Cinnamon Amaranth Porridge

Did you know that nearly 75 percent of the average American’s grain consumption is wheat? And that the vast majority of this is consumed as refined flour? In fact, we only consume, on average, a pitiful 10 percent of grains in the form of whole grains. Ten percent! And of this minute portion, wheat, rice and oats take top billing.

Luckily, this recipe helps us discover one of Mother Nature’s most delightful, yet most overlooked varieties of whole grain on Earth: amaranth. Amaranth was cultivated by the Incas and Aztecs and was considered one of their staple foods along with maize and beans. Like quinoa and millet, amaranth is considered a pseudograin/pseudocereal, as these foods derive from broad-leaf plants instead of grasses (e.g. corn, wheat). However, their seeds are used in much the same way.

So why choose amaranth over a more-familiar grain? Because this underdog of a plant boasts some fantastic qualities: It’s easy to cook, gluten-free, and relatively inexpensive.

How Yoga Made Me an Enlightened Eater

Kathryn Budig by Kathryn Budig | April 13th, 2011 | 10 Comments
topic: Detox, Fitness, Health & Wellness, Healthy Eating, Yoga | tags: 21-day Standard Process cleanse, acupuncture, alcohol, ayurveda, caffeine, change, dairy, detox, diet, farmers market, fermented foods, flour, food, grocery store, health, healthy-eating, homeopathy, journey, junk food, Kathryn Budig, lifestyle, nuts, organic, processed food, raw food, smoothie, sugar, supplements, wheat, whole food, Yoga

Yoga DietI love food and I’m pretty sure it’s got a thing for me too.

I grew up in Kansas where cheese came in the form of a thin orange square wrapped in plastic. Dinner often came out of a box and I thought Miracle Whip and mayonnaise were the same thing. I lived blissfully unaware as I continued into my college years thinking the vegetable garden blend of cream cheese was healthy because it contained vegetables. You can’t fault a Kansas girl for trying.

It wasn’t until I started a full-time yoga practice that I started to change my ways.
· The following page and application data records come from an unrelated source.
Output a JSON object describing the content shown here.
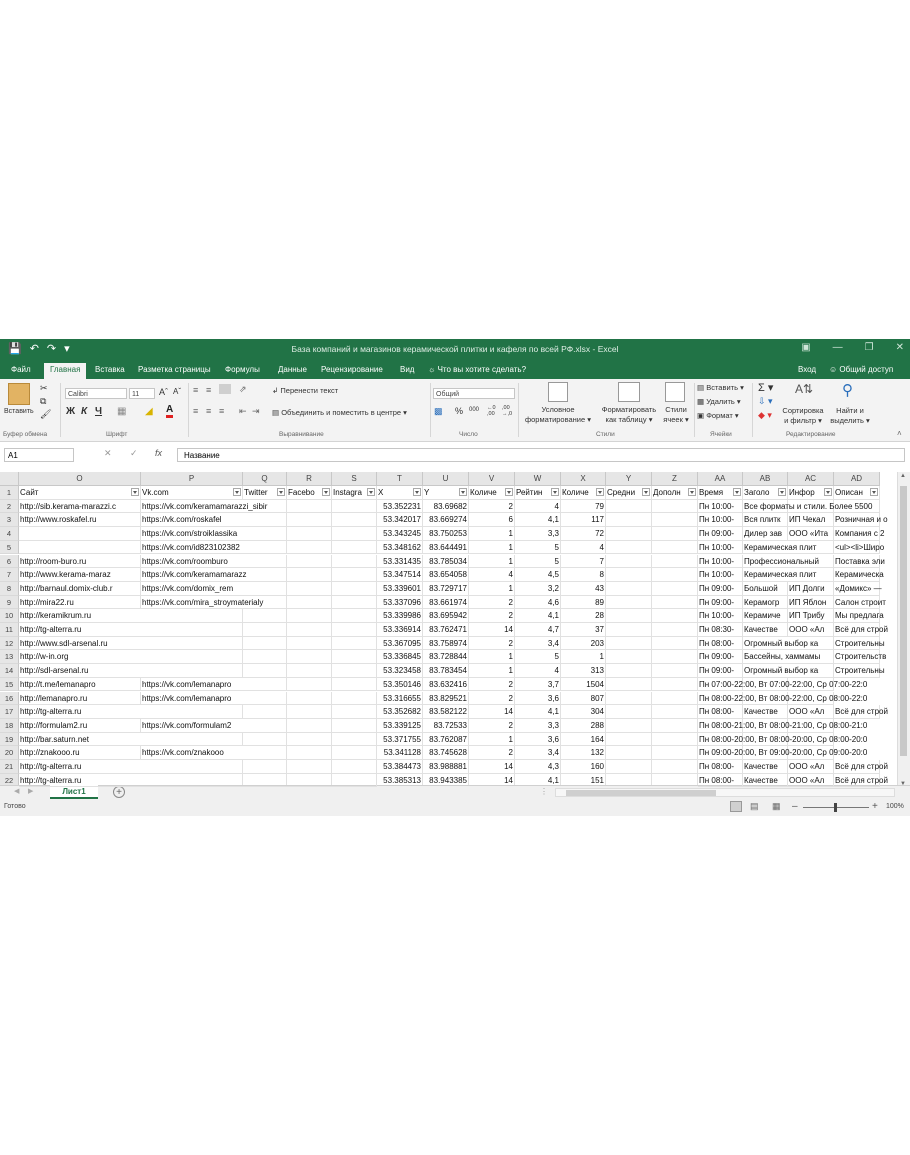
{
  "window": {
    "title": "База компаний и магазинов керамической плитки и кафеля по всей РФ.xlsx - Excel"
  },
  "menu": {
    "tabs": [
      "Файл",
      "Главная",
      "Вставка",
      "Разметка страницы",
      "Формулы",
      "Данные",
      "Рецензирование",
      "Вид"
    ],
    "tell_me": "Что вы хотите сделать?",
    "signin": "Вход",
    "share": "Общий доступ"
  },
  "ribbon": {
    "clipboard": {
      "paste": "Вставить",
      "label": "Буфер обмена"
    },
    "font": {
      "name": "Calibri",
      "size": "11",
      "bold": "Ж",
      "italic": "К",
      "underline": "Ч",
      "label": "Шрифт"
    },
    "alignment": {
      "wrap": "Перенести текст",
      "merge": "Объединить и поместить в центре",
      "label": "Выравнивание"
    },
    "number": {
      "format": "Общий",
      "label": "Число"
    },
    "styles": {
      "conditional_1": "Условное",
      "conditional_2": "форматирование",
      "as_table_1": "Форматировать",
      "as_table_2": "как таблицу",
      "cell_styles_1": "Стили",
      "cell_styles_2": "ячеек",
      "label": "Стили"
    },
    "cells": {
      "insert": "Вставить",
      "delete": "Удалить",
      "format": "Формат",
      "label": "Ячейки"
    },
    "editing": {
      "sort_1": "Сортировка",
      "sort_2": "и фильтр",
      "find_1": "Найти и",
      "find_2": "выделить",
      "label": "Редактирование"
    }
  },
  "formula_bar": {
    "name_box": "A1",
    "fx": "fx",
    "formula": "Название"
  },
  "columns": [
    {
      "letter": "O",
      "header": "Сайт"
    },
    {
      "letter": "P",
      "header": "Vk.com"
    },
    {
      "letter": "Q",
      "header": "Twitter"
    },
    {
      "letter": "R",
      "header": "Facebo"
    },
    {
      "letter": "S",
      "header": "Instagra"
    },
    {
      "letter": "T",
      "header": "X"
    },
    {
      "letter": "U",
      "header": "Y"
    },
    {
      "letter": "V",
      "header": "Количе"
    },
    {
      "letter": "W",
      "header": "Рейтин"
    },
    {
      "letter": "X",
      "header": "Количе"
    },
    {
      "letter": "Y",
      "header": "Средни"
    },
    {
      "letter": "Z",
      "header": "Дополн"
    },
    {
      "letter": "AA",
      "header": "Время"
    },
    {
      "letter": "AB",
      "header": "Заголо"
    },
    {
      "letter": "AC",
      "header": "Инфор"
    },
    {
      "letter": "AD",
      "header": "Описан"
    }
  ],
  "row_numbers": [
    "1",
    "2",
    "3",
    "4",
    "5",
    "6",
    "7",
    "8",
    "9",
    "10",
    "11",
    "12",
    "13",
    "14",
    "15",
    "16",
    "17",
    "18",
    "19",
    "20",
    "21",
    "22"
  ],
  "rows": [
    [
      "http://sib.kerama-marazzi.c",
      "https://vk.com/keramamarazzi_sibir",
      "",
      "",
      "",
      "53.352231",
      "83.69682",
      "2",
      "4",
      "79",
      "",
      "",
      "Пн 10:00-",
      "Все форматы и стили. Более 5500",
      "",
      ""
    ],
    [
      "http://www.roskafel.ru",
      "https://vk.com/roskafel",
      "",
      "",
      "",
      "53.342017",
      "83.669274",
      "6",
      "4,1",
      "117",
      "",
      "",
      "Пн 10:00-",
      "Вся плитк",
      "ИП Чекал",
      "Розничная и о"
    ],
    [
      "",
      "https://vk.com/stroiklassika",
      "",
      "",
      "",
      "53.343245",
      "83.750253",
      "1",
      "3,3",
      "72",
      "",
      "",
      "Пн 09:00-",
      "Дилер зав",
      "ООО «Ита",
      "Компания с 2"
    ],
    [
      "",
      "https://vk.com/id823102382",
      "",
      "",
      "",
      "53.348162",
      "83.644491",
      "1",
      "5",
      "4",
      "",
      "",
      "Пн 10:00-",
      "Керамическая плит",
      "",
      "<ul><li>Широ"
    ],
    [
      "http://room-buro.ru",
      "https://vk.com/roomburo",
      "",
      "",
      "",
      "53.331435",
      "83.785034",
      "1",
      "5",
      "7",
      "",
      "",
      "Пн 10:00-",
      "Профессиональный",
      "",
      "Поставка эли"
    ],
    [
      "http://www.kerama-maraz",
      "https://vk.com/keramamarazz",
      "",
      "",
      "",
      "53.347514",
      "83.654058",
      "4",
      "4,5",
      "8",
      "",
      "",
      "Пн 10:00-",
      "Керамическая плит",
      "",
      "Керамическа"
    ],
    [
      "http://barnaul.domix-club.r",
      "https://vk.com/domix_rem",
      "",
      "",
      "",
      "53.339601",
      "83.729717",
      "1",
      "3,2",
      "43",
      "",
      "",
      "Пн 09:00-",
      "Большой",
      "ИП Долги",
      "«Домикс» —"
    ],
    [
      "http://mira22.ru",
      "https://vk.com/mira_stroymaterialy",
      "",
      "",
      "",
      "53.337096",
      "83.661974",
      "2",
      "4,6",
      "89",
      "",
      "",
      "Пн 09:00-",
      "Керамогр",
      "ИП Яблон",
      "Салон строит"
    ],
    [
      "http://keramikrum.ru",
      "",
      "",
      "",
      "",
      "53.339986",
      "83.695942",
      "2",
      "4,1",
      "28",
      "",
      "",
      "Пн 10:00-",
      "Керамиче",
      "ИП Трибу",
      "Мы предлага"
    ],
    [
      "http://tg-alterra.ru",
      "",
      "",
      "",
      "",
      "53.336914",
      "83.762471",
      "14",
      "4,7",
      "37",
      "",
      "",
      "Пн 08:30-",
      "Качестве",
      "ООО «Ал",
      "Всё для строй"
    ],
    [
      "http://www.sdl-arsenal.ru",
      "",
      "",
      "",
      "",
      "53.367095",
      "83.758974",
      "2",
      "3,4",
      "203",
      "",
      "",
      "Пн 08:00-",
      "Огромный выбор ка",
      "",
      "Строительны"
    ],
    [
      "http://w-in.org",
      "",
      "",
      "",
      "",
      "53.336845",
      "83.728844",
      "1",
      "5",
      "1",
      "",
      "",
      "Пн 09:00-",
      "Бассейны, хаммамы",
      "",
      "Строительств"
    ],
    [
      "http://sdl-arsenal.ru",
      "",
      "",
      "",
      "",
      "53.323458",
      "83.783454",
      "1",
      "4",
      "313",
      "",
      "",
      "Пн 09:00-",
      "Огромный выбор ка",
      "",
      "Строительны"
    ],
    [
      "http://t.me/lemanapro",
      "https://vk.com/lemanapro",
      "",
      "",
      "",
      "53.350146",
      "83.632416",
      "2",
      "3,7",
      "1504",
      "",
      "",
      "Пн 07:00-22:00, Вт 07:00-22:00, Ср 07:00-22:0",
      "",
      ""
    ],
    [
      "http://lemanapro.ru",
      "https://vk.com/lemanapro",
      "",
      "",
      "",
      "53.316655",
      "83.829521",
      "2",
      "3,6",
      "807",
      "",
      "",
      "Пн 08:00-22:00, Вт 08:00-22:00, Ср 08:00-22:0",
      "",
      ""
    ],
    [
      "http://tg-alterra.ru",
      "",
      "",
      "",
      "",
      "53.352682",
      "83.582122",
      "14",
      "4,1",
      "304",
      "",
      "",
      "Пн 08:00-",
      "Качестве",
      "ООО «Ал",
      "Всё для строй"
    ],
    [
      "http://formulam2.ru",
      "https://vk.com/formulam2",
      "",
      "",
      "",
      "53.339125",
      "83.72533",
      "2",
      "3,3",
      "288",
      "",
      "",
      "Пн 08:00-21:00, Вт 08:00-21:00, Ср 08:00-21:0",
      "",
      ""
    ],
    [
      "http://bar.saturn.net",
      "",
      "",
      "",
      "",
      "53.371755",
      "83.762087",
      "1",
      "3,6",
      "164",
      "",
      "",
      "Пн 08:00-20:00, Вт 08:00-20:00, Ср 08:00-20:0",
      "",
      ""
    ],
    [
      "http://znakooo.ru",
      "https://vk.com/znakooo",
      "",
      "",
      "",
      "53.341128",
      "83.745628",
      "2",
      "3,4",
      "132",
      "",
      "",
      "Пн 09:00-20:00, Вт 09:00-20:00, Ср 09:00-20:0",
      "",
      ""
    ],
    [
      "http://tg-alterra.ru",
      "",
      "",
      "",
      "",
      "53.384473",
      "83.988881",
      "14",
      "4,3",
      "160",
      "",
      "",
      "Пн 08:00-",
      "Качестве",
      "ООО «Ал",
      "Всё для строй"
    ],
    [
      "http://tg-alterra.ru",
      "",
      "",
      "",
      "",
      "53.385313",
      "83.943385",
      "14",
      "4,1",
      "151",
      "",
      "",
      "Пн 08:00-",
      "Качестве",
      "ООО «Ал",
      "Всё для строй"
    ]
  ],
  "sheet": {
    "tab": "Лист1"
  },
  "status": {
    "ready": "Готово",
    "zoom": "100%"
  }
}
The interesting part was that no one pushed their yogic eating principles on me. It was simple — the more I practiced, the more my desire for good, healthy fuel grew.